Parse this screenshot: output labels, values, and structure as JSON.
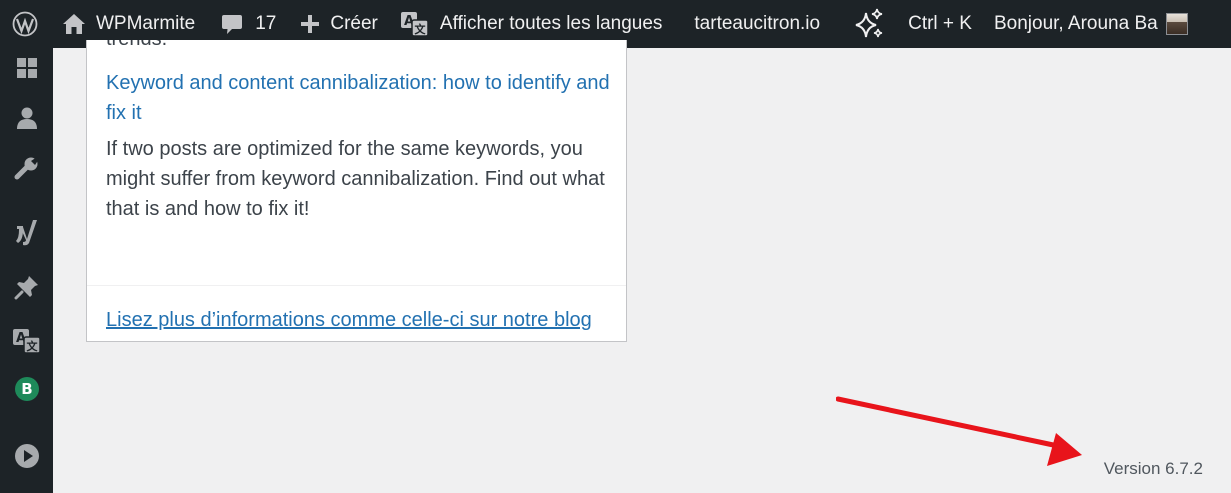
{
  "adminbar": {
    "site_name": "WPMarmite",
    "comments_count": "17",
    "new_label": "Créer",
    "languages_label": "Afficher toutes les langues",
    "tarteaucitron_label": "tarteaucitron.io",
    "shortcut_label": "Ctrl + K",
    "greeting": "Bonjour, Arouna Ba"
  },
  "sidebar": {
    "icons": [
      "dashboard-icon",
      "users-icon",
      "tools-icon",
      "yoast-icon",
      "pin-icon",
      "translate-icon",
      "b-plugin-icon",
      "play-icon"
    ],
    "b_letter": "B"
  },
  "widget": {
    "clipped_text": "trends.",
    "post_title": "Keyword and content cannibalization: how to identify and fix it",
    "post_excerpt": "If two posts are optimized for the same keywords, you might suffer from keyword cannibalization. Find out what that is and how to fix it!",
    "read_more_link": "Lisez plus d’informations comme celle-ci sur notre blog SEO"
  },
  "footer": {
    "version": "Version 6.7.2"
  },
  "colors": {
    "adminbar_bg": "#1d2327",
    "link": "#2271b1",
    "arrow": "#e8141b"
  }
}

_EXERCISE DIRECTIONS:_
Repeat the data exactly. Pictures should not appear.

_WRITTEN REPLY:_
Parse this screenshot: output labels, values, and structure as JSON.
{
  "adminbar": {
    "site_name": "WPMarmite",
    "comments_count": "17",
    "new_label": "Créer",
    "languages_label": "Afficher toutes les langues",
    "tarteaucitron_label": "tarteaucitron.io",
    "shortcut_label": "Ctrl + K",
    "greeting": "Bonjour, Arouna Ba"
  },
  "sidebar": {
    "icons": [
      "dashboard-icon",
      "users-icon",
      "tools-icon",
      "yoast-icon",
      "pin-icon",
      "translate-icon",
      "b-plugin-icon",
      "play-icon"
    ],
    "b_letter": "B"
  },
  "widget": {
    "clipped_text": "trends.",
    "post_title": "Keyword and content cannibalization: how to identify and fix it",
    "post_excerpt": "If two posts are optimized for the same keywords, you might suffer from keyword cannibalization. Find out what that is and how to fix it!",
    "read_more_link": "Lisez plus d’informations comme celle-ci sur notre blog SEO"
  },
  "footer": {
    "version": "Version 6.7.2"
  },
  "colors": {
    "adminbar_bg": "#1d2327",
    "link": "#2271b1",
    "arrow": "#e8141b"
  }
}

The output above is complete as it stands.